So, I bought some lye from these kind people, who have a soap shop near my house, and I bought everything else at Binn Inn or the supermarket. I did not use a thermometer at all and all my mixing was carried out not with a stick blender but with a wooden spoon, which is now marked "soap only". I used stainless steel bowls for the lye and the soap mixture itself, and then washed them out carefully and popped them back in the kitchen cupboards afterwards. They have never looked cleaner, incidentally.
I followed a basic castile recipe here, and followed all of their links re. using a lye calculator and the basic soap making instructions. I added a couple of things, so I will write the full recipe here for the sake of interest.
800 g olive oil
200 g coconut oil
20 g beeswax
133 g lye
300 ml water
2 T honey added at 'early trace'
5 ml manuka oil (a complete waste of time, as you can't smell it at all)
And, to half of the batch, I added some oatmeal, because that seemed like a good idea at the time. Now I'm not so sure because it looks a little, well, horse-food-esque. Still, you live and learn. Anyway, badabing, badaboom, soap.

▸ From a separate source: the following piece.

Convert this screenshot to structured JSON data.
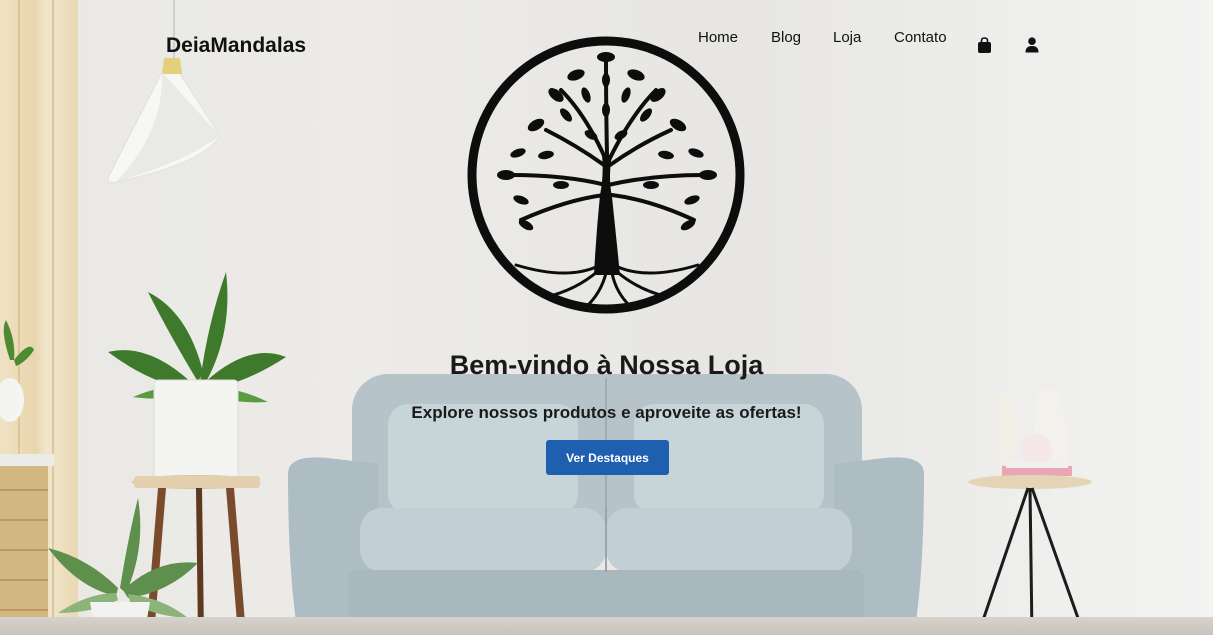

So there it is. If I die tomorrow I can consider my life fulfilled. Sometimes I wonder about what things my children will remember fondly, and what things they will roll their eyes about, when they recall their childhood. I have a feeling that my crazy schemes will not all be remembered fondly.